  • printer inks and toners - often contain carbon black and cadmium
  • older style cathode ray tube (CRT) monitors - contain about 20 per cent lead
  • CRTs are also used in older televisions, and with high definition televisions on the market, a surplus of unwanted old-style televisions is adding to the rising amount of e-waste. In 2007-08, 16.8 million TVs and computers were discarded in Australia, with 84 per cent of these sent to landfill.

When not disposed of properly, the toxins from e-waste can escape from the landfill, seep into groundwater, contaminate the soil and enter the food chain causing serious health problems.

What E-Waste can I recycle?

E-Waste that can be recycled includes:

  • mobile phones and telephone systems
  • stereo components, DVD and video players
  • televisions
  • computers and accessories
  • printers, faxes and scanners
  • batteries
  • cartridges
Where can I recycle my E-Waste?

Mobile Phones

  • Longford Council Chambers
  • All Australia Post offices located within the muncipality

Cartridges

  • Longford Council Chambers
  • All Australia Post Offices located within the municipality

Computer / Printers / Televisions - Please view the Tasmanian Recycling Directory, see the link below.

For further information on where to recycle follow this link to the recycling near you directory.

Recycle Coach

Recycle Coach helps you drastically reduce contamination and become a force for good in the fight against climate change.

Recycle Coach will help you become a pro-recycler at home where it counts. Built for effortless convenience, our range of educational tools fit right into your average day. What isn’t average is the impact that they make!

From our popular “What Goes Where?” search tool to blog posts jam-packed with handy tips on how to recycle properly, some 40% of households regularly use our app after subscribing.
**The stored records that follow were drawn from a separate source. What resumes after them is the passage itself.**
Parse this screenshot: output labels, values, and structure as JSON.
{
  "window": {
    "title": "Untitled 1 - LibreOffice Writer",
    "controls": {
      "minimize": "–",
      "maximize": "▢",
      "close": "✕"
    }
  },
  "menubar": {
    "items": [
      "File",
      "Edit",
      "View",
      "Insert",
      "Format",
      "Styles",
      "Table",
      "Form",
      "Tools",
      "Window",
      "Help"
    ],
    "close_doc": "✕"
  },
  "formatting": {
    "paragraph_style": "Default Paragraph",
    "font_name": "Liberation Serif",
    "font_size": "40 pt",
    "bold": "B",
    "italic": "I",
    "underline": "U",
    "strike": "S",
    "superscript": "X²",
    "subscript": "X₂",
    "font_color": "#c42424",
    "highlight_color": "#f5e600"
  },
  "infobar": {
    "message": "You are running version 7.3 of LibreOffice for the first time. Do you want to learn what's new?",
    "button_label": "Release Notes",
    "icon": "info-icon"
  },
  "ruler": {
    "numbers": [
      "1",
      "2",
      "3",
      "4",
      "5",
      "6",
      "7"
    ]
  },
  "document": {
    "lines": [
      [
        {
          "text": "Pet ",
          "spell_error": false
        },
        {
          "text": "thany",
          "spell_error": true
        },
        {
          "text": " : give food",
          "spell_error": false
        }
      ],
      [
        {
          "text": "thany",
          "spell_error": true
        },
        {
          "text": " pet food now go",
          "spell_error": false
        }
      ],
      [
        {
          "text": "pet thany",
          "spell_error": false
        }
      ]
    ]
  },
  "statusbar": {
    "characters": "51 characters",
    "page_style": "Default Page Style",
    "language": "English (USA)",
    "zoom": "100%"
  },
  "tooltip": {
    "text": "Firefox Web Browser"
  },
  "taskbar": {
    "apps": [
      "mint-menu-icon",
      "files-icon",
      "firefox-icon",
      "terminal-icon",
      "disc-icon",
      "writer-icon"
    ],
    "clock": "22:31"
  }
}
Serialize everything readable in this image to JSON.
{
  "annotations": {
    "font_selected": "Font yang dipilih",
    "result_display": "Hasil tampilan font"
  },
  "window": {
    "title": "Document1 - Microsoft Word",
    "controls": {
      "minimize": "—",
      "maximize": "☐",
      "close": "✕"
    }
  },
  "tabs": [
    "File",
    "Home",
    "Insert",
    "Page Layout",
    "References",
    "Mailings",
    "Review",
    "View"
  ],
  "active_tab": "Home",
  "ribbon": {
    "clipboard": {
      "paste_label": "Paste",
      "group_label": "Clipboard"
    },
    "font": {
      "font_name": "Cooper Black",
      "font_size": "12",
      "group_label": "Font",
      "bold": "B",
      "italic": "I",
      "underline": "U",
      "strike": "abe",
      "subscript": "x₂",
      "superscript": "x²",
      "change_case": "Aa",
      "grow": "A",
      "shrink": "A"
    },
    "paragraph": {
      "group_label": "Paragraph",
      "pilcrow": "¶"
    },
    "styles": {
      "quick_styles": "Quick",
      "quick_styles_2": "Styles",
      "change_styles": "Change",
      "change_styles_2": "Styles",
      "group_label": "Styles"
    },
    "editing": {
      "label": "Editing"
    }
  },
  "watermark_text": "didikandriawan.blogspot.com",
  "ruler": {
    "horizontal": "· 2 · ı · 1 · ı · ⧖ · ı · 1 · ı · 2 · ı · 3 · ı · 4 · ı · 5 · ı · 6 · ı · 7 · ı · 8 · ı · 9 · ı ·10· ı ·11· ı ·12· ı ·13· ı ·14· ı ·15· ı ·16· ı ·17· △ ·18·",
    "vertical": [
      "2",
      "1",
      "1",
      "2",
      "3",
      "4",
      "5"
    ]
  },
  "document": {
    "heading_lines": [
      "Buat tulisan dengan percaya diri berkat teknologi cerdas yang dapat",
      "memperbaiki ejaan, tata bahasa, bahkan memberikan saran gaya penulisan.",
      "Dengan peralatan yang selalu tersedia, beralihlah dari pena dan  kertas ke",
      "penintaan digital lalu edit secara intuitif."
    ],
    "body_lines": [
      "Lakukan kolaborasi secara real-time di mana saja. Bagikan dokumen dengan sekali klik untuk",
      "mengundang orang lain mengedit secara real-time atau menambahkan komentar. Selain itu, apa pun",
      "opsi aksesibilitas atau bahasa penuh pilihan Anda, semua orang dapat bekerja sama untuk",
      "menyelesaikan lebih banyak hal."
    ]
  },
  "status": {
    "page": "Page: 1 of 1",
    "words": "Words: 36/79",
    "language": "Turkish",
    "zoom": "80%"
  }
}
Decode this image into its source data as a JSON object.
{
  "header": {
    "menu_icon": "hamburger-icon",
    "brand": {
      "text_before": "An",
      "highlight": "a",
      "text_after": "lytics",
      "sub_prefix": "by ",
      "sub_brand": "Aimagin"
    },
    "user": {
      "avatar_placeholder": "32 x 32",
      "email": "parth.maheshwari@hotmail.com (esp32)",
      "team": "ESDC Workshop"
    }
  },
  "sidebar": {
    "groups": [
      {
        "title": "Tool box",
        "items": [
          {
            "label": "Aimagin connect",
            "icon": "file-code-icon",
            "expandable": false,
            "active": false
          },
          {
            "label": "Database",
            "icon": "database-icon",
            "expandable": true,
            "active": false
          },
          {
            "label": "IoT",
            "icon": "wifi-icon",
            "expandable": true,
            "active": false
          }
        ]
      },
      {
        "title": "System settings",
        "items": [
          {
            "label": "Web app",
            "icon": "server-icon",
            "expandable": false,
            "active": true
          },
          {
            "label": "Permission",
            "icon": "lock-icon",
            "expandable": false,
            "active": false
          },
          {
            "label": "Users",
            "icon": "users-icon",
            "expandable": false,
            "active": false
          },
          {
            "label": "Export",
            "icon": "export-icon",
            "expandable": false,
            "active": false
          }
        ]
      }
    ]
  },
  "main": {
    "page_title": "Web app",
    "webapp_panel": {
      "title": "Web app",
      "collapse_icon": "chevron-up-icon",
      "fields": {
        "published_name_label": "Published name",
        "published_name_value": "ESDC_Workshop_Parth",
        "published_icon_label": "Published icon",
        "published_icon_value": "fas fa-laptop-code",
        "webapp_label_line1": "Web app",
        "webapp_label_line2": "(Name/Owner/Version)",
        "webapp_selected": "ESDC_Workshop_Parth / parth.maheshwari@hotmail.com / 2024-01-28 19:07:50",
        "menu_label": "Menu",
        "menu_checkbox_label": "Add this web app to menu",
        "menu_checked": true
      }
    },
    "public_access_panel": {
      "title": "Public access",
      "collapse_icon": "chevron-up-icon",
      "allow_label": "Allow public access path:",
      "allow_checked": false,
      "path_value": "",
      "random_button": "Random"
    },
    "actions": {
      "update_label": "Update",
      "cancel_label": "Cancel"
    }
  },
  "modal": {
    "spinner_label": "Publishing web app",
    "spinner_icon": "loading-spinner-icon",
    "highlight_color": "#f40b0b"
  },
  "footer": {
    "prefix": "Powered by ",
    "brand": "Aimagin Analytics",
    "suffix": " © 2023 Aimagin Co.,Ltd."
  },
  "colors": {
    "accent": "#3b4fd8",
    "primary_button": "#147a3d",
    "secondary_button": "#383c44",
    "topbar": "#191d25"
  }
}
Have fun, save the world, or recycle trying.

Recycle Coach is a FREE app available to assist with your recycling questions!

Find out more and download the app today!